Customer Interaction

At 8th Light, they follow a practice of training people through an apprenticeship period. As it is nearing the end of my apprenticeship, my mentor has asked me to write a blog about one thing of the things I have learned.

For me, the one skill that I learned the most about was the one skill that needed the most work in the first place. The main thing I learned was that I was writing software for others. Similar to that idea came the need for increased customer interaction and learning how to interact with people in general.

Prior to working at 8th Light, almost all the programming I had ever done was either for myself, or for school projects. In the first case, I was my own user, so there was never any issue in communication there. And for the second case, the requirements were almost always very clearly drawn out(and not likely to change). Again, not much room for error.

Once I came to 8th Light, I was forced to write code both specified and to be used by someone that was not myself. This was something new to deal with. For at least the first month or so, my thought process was for myself. It wasn't until I came to that realization that I was able to change my thought process.
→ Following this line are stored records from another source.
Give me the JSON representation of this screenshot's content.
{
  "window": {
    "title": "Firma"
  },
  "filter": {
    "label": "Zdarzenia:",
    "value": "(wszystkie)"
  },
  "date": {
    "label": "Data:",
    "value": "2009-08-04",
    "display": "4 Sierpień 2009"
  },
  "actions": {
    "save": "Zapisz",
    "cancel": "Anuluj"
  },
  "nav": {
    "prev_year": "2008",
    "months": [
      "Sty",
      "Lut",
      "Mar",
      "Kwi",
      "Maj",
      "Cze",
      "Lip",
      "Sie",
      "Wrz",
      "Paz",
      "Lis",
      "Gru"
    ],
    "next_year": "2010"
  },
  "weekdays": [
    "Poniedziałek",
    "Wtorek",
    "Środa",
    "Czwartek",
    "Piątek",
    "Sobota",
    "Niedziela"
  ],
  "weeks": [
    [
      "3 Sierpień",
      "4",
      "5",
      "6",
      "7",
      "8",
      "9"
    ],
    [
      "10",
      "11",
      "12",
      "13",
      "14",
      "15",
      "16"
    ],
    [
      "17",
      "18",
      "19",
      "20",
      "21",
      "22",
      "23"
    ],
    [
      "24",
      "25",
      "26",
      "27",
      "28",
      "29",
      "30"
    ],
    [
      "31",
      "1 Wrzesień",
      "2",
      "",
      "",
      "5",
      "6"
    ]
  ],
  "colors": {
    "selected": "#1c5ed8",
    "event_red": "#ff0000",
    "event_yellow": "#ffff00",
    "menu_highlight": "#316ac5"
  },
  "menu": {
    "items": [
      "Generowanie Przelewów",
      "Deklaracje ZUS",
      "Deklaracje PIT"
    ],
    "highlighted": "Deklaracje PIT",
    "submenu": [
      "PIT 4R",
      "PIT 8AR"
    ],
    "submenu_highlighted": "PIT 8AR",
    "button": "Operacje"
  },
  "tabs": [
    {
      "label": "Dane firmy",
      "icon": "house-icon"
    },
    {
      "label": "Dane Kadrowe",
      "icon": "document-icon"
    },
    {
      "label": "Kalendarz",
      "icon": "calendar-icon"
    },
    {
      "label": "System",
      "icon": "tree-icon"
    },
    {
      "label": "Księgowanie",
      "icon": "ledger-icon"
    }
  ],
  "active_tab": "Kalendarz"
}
There was not one single event that made me learn this, but it was something learned over time. When starting a story, once the requirements have been approved, I don't try to change the story. Even if I don't agree with the desired functionality, it is what the customer wanted, and that's all that matters.

Now, when I finish a story, I take the time review the requirements and make sure it meets all of the customer’s specifications.

In order to provide a high quality product for another person, you must maintain a high level of collaboration with them. Without talking to them, you will never be able to guess what they want. So, in going along with the first lesson, I also learned that a lot of customer interaction is important and any issues that arise should be addressed quickly.

One event in particular occurred that helped me realize this was the week leading up to one of our releases. It was around this point that the customer decided to begin some testing of the system and uncovered a number of bugs. There was some concern as to whether or not all the bugs were being kept track of in some way, and this added stress to both the development team and the customer.

It wasn't the bugs that taught me anything, but the manner in which Micah handled them. After our iteration meeting, he called attention to the problem. He didn't blame anybody, but just said that something needed to be done to fix the problem and even proposed some possible solutions. It was the high level of communication between the development team and the customers that was valuable to me.

This made me realize that you have to address problems quickly, and it helps to offer multiple solutions to a problem. The customer also seemed to appreciate that we brought the issue up, and partly because of this week of bugs, we introduced a new bug tracking tool to our process.

I also began to learn that if you have a question about how something is supposed to work, sometimes the best solution is to just ask the customer. At one of our recent iteration meetings, the customer mentioned functionality that they expected to be in a completed story that had never been discussed. We realized that there was not enough feedback gained from the requirements, so we altered our process to account for that.

Now, after determining the requirements, we bring them to the customer and discuss them in person. This is something we just began, but it already has shown signs of success. The customer has actually come to us to discuss the requirements for some of the stories. It is because our team values communication that we were able to improve our process.

Learning these things has already helped me work more productively. If I have a question, instead of trying to spend too much time reasoning it out my own, it can be much faster to either go to the requirements or directly to the customer.

During the course of my apprenticeship, I also learned a lot about coding but nothing was as important as what I learned about human interaction. This is a lesson that has definitely changed my mentality towards coding and will hopefully improve my skills as a professional software craftsman.

Eric Meyer, Software Craftsman

Eric Meyer has recently been developing applications for the iPhone and iPad using Objective C.